[Stored entries]
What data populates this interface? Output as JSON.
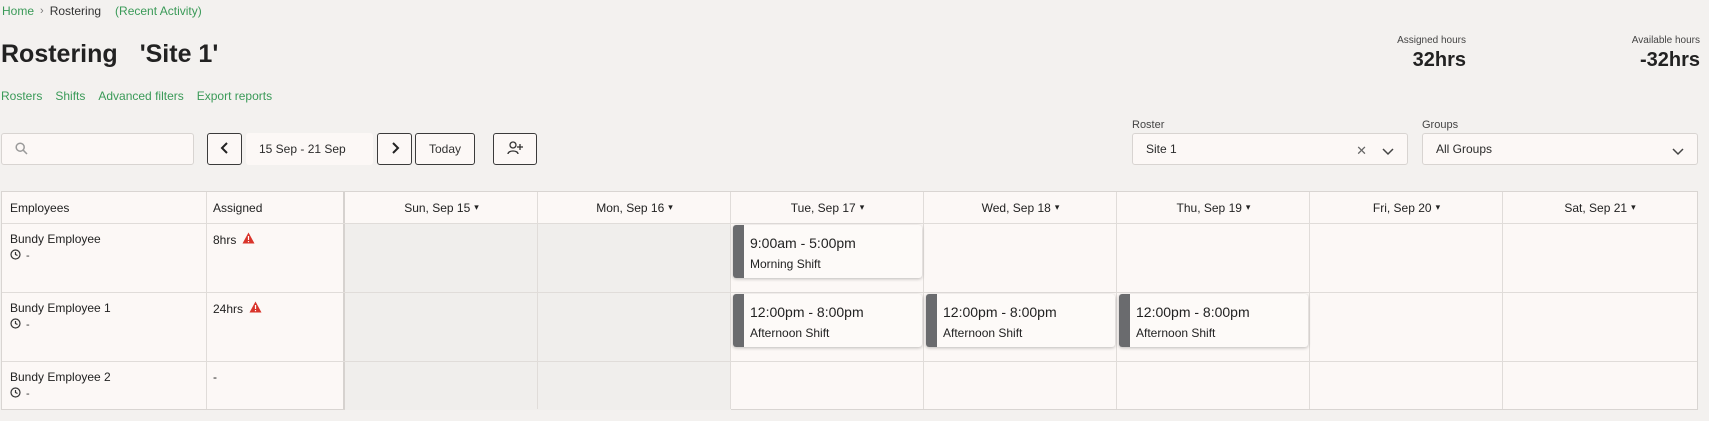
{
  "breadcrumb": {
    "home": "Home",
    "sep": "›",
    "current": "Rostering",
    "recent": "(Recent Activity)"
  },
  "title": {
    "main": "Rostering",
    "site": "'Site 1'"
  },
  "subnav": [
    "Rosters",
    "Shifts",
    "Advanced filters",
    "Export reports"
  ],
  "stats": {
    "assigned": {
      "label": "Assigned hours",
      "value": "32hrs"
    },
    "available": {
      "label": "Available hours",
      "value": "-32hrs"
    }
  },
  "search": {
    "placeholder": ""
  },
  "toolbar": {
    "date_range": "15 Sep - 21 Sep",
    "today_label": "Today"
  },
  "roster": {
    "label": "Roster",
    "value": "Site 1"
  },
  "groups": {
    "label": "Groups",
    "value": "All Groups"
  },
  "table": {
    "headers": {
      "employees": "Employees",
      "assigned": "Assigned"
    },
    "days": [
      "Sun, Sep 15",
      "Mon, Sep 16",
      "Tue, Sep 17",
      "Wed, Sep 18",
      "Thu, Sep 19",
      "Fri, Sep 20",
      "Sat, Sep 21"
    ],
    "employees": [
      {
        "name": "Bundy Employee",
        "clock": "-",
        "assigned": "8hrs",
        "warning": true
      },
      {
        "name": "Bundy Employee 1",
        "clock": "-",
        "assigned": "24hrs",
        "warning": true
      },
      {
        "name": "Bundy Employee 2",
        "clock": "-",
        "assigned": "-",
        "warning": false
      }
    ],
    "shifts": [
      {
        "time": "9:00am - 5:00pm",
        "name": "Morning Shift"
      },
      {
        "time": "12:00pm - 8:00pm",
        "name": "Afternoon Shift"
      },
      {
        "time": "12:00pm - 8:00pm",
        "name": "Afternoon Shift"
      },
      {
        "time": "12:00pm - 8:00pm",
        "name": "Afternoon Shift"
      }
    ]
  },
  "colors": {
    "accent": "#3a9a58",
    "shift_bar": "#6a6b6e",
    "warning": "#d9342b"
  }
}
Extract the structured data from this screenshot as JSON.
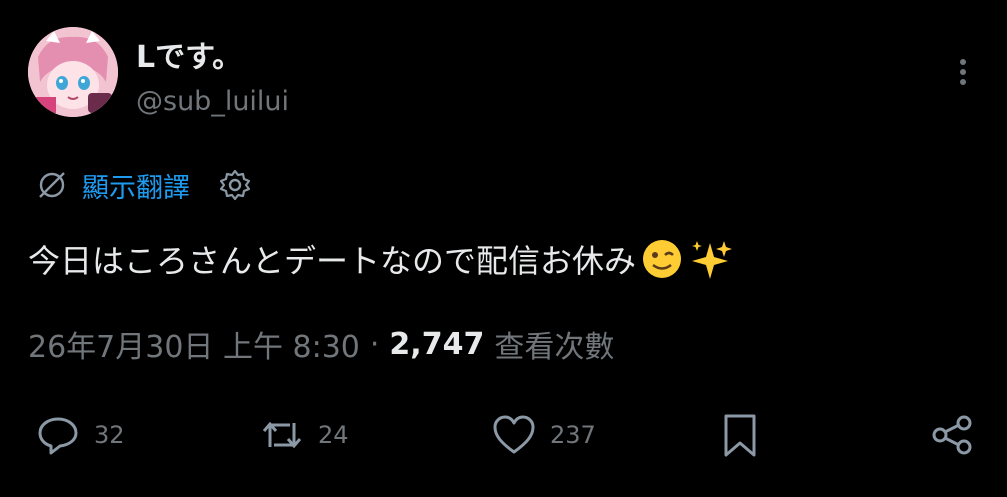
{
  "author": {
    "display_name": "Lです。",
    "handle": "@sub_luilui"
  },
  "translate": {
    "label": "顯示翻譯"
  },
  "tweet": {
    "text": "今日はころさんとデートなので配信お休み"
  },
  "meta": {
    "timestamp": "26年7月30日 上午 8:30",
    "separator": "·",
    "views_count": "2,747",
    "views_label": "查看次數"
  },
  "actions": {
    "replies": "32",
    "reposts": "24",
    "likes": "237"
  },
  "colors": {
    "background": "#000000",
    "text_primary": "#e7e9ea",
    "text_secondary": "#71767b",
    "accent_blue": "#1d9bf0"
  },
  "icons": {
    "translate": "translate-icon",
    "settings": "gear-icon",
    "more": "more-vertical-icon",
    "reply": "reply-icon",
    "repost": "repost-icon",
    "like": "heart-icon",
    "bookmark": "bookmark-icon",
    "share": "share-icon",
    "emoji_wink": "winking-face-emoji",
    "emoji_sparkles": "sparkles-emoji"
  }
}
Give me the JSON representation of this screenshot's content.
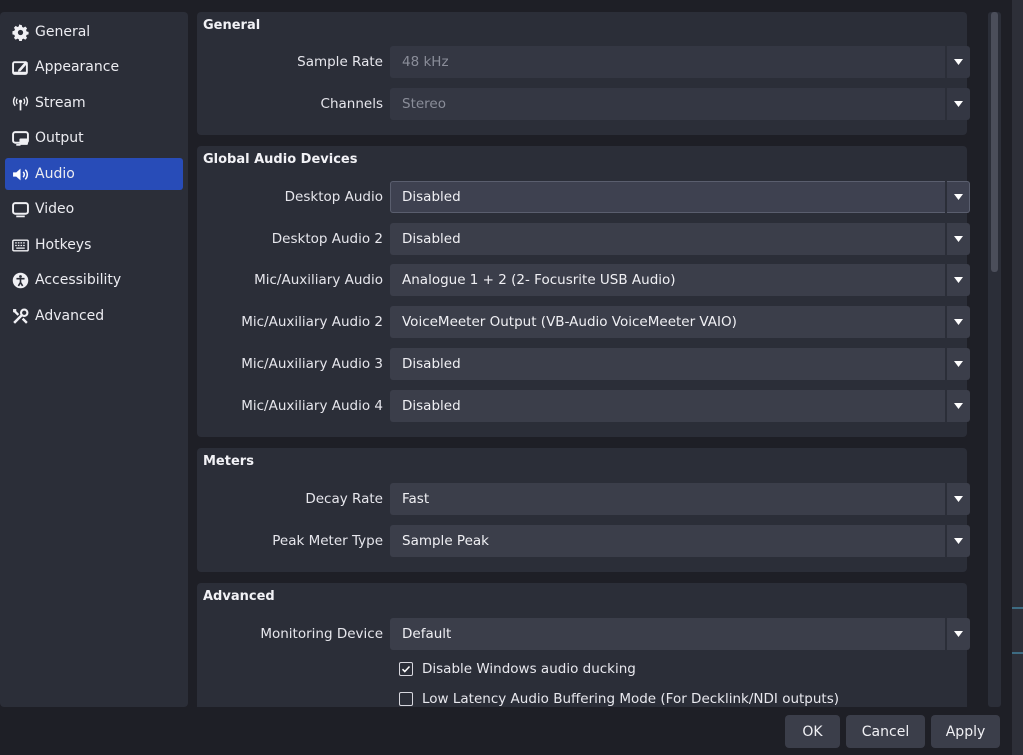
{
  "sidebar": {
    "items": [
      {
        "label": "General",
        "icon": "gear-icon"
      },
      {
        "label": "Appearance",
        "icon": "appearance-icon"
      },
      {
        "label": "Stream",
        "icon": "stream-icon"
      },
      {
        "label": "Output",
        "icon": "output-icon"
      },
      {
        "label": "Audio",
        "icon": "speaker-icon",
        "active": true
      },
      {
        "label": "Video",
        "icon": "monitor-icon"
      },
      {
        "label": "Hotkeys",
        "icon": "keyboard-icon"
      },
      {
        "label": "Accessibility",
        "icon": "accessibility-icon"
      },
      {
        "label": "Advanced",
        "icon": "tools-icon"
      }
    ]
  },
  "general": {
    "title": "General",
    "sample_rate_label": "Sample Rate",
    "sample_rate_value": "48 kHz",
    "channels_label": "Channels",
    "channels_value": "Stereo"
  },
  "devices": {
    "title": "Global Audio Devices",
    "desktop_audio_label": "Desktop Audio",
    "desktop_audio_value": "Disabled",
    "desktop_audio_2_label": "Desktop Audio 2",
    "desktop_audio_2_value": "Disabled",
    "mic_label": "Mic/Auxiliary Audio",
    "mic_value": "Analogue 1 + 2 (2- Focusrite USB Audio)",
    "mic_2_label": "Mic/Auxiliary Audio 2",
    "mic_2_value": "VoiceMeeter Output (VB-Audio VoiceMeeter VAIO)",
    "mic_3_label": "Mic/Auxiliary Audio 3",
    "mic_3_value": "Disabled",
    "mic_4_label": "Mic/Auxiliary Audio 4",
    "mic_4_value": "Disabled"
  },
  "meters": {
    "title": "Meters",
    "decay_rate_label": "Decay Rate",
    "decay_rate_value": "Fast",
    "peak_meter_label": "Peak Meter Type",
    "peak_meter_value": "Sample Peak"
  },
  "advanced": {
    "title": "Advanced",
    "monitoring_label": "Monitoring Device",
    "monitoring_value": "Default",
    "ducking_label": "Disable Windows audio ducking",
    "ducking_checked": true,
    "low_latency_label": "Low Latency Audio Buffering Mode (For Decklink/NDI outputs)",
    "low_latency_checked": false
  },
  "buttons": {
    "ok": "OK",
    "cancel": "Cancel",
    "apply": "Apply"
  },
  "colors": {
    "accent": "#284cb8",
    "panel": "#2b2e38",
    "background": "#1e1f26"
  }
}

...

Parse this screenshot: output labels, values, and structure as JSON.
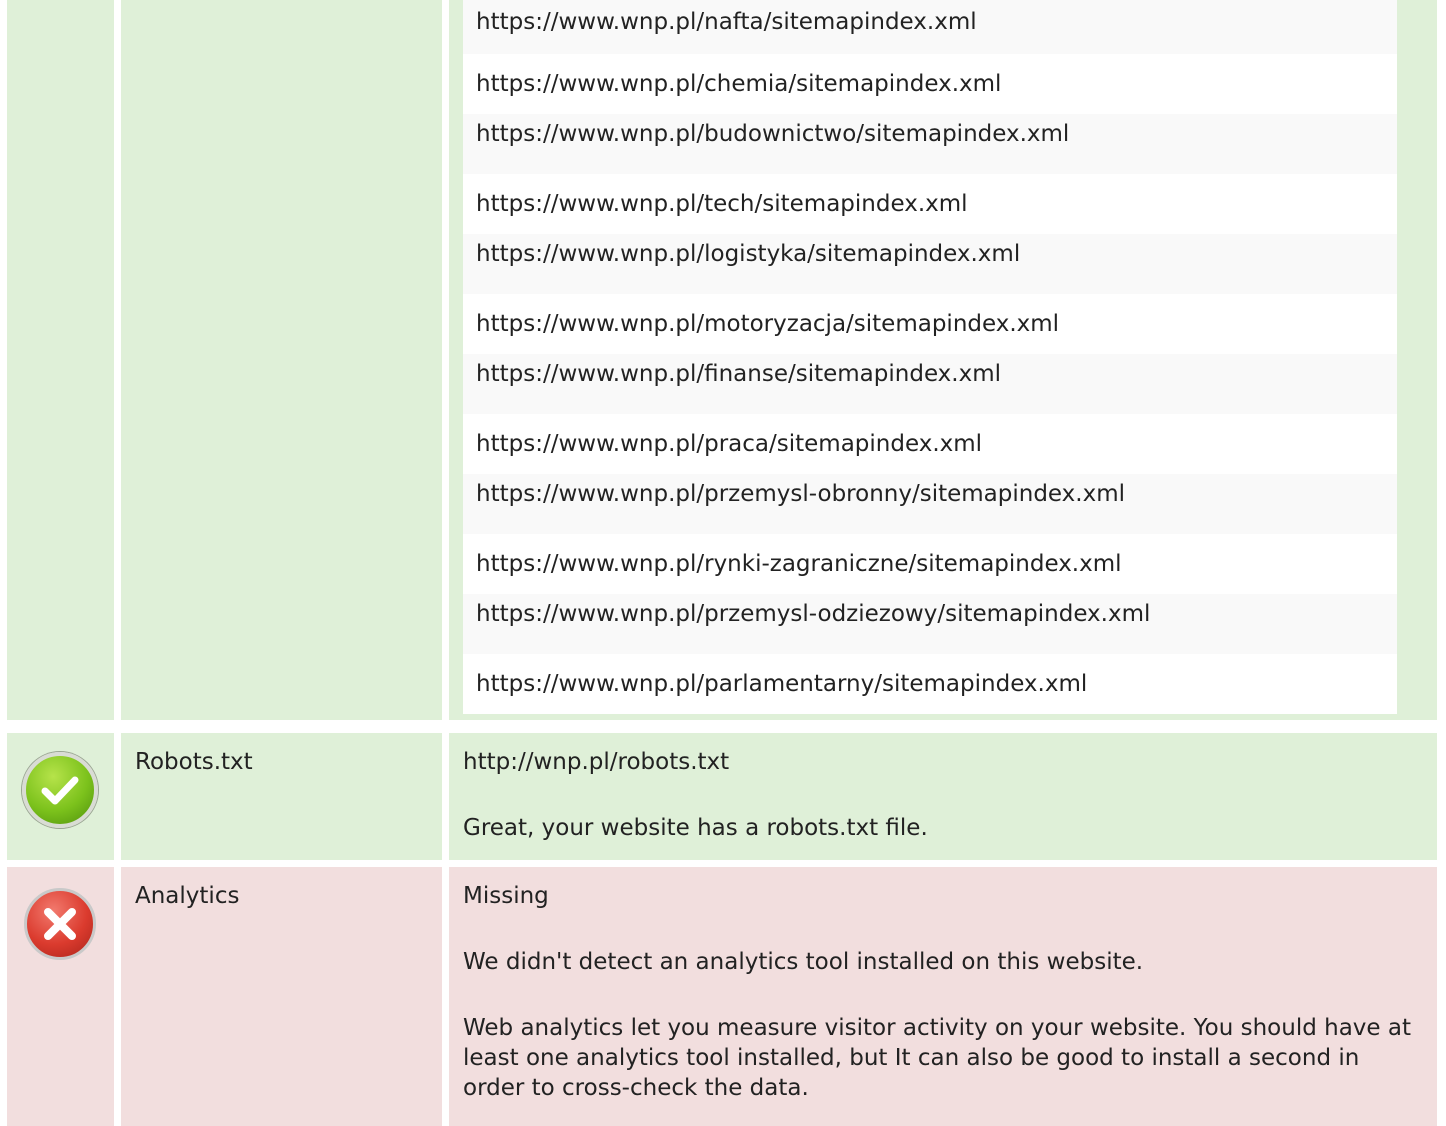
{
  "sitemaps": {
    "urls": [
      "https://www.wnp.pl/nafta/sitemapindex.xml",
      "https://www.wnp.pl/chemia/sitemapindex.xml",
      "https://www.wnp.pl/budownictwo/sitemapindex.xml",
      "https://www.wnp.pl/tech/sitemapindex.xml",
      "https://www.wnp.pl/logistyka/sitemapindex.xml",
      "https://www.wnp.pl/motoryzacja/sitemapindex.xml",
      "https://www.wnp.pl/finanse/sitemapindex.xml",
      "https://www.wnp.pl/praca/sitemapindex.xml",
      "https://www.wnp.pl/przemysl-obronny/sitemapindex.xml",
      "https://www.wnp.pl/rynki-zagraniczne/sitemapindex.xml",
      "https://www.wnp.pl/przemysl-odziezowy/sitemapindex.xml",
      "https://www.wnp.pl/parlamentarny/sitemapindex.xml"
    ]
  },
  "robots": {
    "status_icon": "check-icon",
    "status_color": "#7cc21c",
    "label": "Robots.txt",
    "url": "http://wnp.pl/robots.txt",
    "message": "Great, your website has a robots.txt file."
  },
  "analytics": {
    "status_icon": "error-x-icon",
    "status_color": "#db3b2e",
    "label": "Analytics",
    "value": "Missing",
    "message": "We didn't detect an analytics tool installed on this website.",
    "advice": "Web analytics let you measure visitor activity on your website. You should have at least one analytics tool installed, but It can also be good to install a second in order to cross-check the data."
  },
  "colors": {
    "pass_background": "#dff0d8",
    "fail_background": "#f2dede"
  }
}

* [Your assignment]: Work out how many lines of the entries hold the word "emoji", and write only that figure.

* [Output for this exercise]: 2